[Excerpted data]

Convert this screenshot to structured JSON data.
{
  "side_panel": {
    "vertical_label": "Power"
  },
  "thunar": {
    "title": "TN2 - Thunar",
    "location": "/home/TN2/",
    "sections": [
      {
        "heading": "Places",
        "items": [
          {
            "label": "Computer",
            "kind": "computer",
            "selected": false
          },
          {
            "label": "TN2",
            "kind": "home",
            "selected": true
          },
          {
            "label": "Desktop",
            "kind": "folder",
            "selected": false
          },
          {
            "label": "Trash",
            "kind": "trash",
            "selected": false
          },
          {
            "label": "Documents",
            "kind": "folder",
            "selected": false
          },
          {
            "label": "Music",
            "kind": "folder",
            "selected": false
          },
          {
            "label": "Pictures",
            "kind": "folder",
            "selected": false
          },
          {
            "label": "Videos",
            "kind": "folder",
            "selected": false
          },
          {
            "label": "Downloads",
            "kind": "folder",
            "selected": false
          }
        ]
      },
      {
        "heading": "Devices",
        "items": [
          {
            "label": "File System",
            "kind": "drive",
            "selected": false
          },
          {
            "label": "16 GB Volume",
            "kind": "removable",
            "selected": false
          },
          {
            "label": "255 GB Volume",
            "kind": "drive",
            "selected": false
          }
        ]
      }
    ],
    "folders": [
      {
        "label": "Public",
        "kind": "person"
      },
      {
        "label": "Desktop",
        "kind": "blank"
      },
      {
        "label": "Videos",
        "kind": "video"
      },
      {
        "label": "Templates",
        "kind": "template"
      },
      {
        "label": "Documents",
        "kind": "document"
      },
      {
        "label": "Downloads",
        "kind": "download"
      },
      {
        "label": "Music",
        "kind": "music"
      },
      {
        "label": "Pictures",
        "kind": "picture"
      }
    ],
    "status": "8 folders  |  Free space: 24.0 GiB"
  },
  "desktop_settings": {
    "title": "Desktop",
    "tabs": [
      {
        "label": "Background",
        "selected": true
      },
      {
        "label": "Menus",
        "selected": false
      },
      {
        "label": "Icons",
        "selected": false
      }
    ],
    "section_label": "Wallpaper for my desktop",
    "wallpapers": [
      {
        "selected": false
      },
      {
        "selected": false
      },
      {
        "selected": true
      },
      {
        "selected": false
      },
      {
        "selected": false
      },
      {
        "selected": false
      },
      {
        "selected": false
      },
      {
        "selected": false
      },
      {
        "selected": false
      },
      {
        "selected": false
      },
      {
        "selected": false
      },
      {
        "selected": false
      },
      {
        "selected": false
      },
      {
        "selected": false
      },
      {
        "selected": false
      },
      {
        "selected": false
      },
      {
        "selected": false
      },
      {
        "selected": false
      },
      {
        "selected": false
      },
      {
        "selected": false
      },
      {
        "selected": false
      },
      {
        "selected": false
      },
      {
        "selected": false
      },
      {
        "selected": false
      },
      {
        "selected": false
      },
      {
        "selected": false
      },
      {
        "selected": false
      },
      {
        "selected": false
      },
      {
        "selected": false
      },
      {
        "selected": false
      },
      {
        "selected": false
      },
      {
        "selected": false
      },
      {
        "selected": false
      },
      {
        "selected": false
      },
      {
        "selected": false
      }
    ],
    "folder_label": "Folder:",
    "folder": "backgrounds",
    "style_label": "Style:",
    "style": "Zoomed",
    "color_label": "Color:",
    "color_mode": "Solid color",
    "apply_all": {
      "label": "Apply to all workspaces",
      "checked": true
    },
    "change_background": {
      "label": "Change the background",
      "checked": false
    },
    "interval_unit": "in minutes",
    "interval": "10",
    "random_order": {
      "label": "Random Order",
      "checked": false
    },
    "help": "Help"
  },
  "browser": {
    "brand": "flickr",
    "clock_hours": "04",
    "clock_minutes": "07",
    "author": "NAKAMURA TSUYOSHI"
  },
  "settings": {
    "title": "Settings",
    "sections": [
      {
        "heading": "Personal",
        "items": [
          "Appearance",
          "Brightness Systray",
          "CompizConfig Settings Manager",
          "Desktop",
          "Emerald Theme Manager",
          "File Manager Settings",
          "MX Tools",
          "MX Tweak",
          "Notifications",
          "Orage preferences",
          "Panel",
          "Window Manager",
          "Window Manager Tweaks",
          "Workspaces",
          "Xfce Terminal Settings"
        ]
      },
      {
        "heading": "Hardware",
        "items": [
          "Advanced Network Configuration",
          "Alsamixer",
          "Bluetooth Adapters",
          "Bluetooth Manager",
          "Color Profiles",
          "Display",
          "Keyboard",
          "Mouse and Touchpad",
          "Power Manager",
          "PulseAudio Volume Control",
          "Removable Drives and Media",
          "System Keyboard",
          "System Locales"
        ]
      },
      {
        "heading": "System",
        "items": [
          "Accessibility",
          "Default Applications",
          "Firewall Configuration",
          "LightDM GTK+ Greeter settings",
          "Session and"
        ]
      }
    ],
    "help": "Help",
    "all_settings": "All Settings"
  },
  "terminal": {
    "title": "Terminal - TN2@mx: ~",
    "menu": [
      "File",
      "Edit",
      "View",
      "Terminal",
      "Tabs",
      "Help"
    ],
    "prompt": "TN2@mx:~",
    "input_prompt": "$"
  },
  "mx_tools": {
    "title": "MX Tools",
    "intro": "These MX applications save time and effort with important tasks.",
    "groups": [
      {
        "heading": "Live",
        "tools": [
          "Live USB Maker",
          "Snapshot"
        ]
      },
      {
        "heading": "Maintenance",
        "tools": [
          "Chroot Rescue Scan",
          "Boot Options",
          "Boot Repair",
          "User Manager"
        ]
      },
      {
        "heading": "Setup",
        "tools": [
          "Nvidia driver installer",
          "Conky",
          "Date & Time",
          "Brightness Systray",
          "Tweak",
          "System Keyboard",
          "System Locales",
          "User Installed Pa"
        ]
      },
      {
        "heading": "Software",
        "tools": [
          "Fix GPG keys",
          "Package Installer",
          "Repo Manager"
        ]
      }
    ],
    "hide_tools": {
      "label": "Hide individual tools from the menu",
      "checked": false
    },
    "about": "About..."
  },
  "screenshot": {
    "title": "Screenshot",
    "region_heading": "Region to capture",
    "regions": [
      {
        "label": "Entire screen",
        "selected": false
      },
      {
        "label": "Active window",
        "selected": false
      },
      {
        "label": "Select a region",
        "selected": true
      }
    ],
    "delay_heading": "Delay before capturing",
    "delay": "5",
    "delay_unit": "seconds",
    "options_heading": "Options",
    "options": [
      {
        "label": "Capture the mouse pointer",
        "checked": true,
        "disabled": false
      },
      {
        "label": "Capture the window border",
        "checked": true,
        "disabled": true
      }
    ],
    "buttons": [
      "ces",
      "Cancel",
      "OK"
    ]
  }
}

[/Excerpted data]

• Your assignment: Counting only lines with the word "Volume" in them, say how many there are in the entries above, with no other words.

• Response to the exercise: 3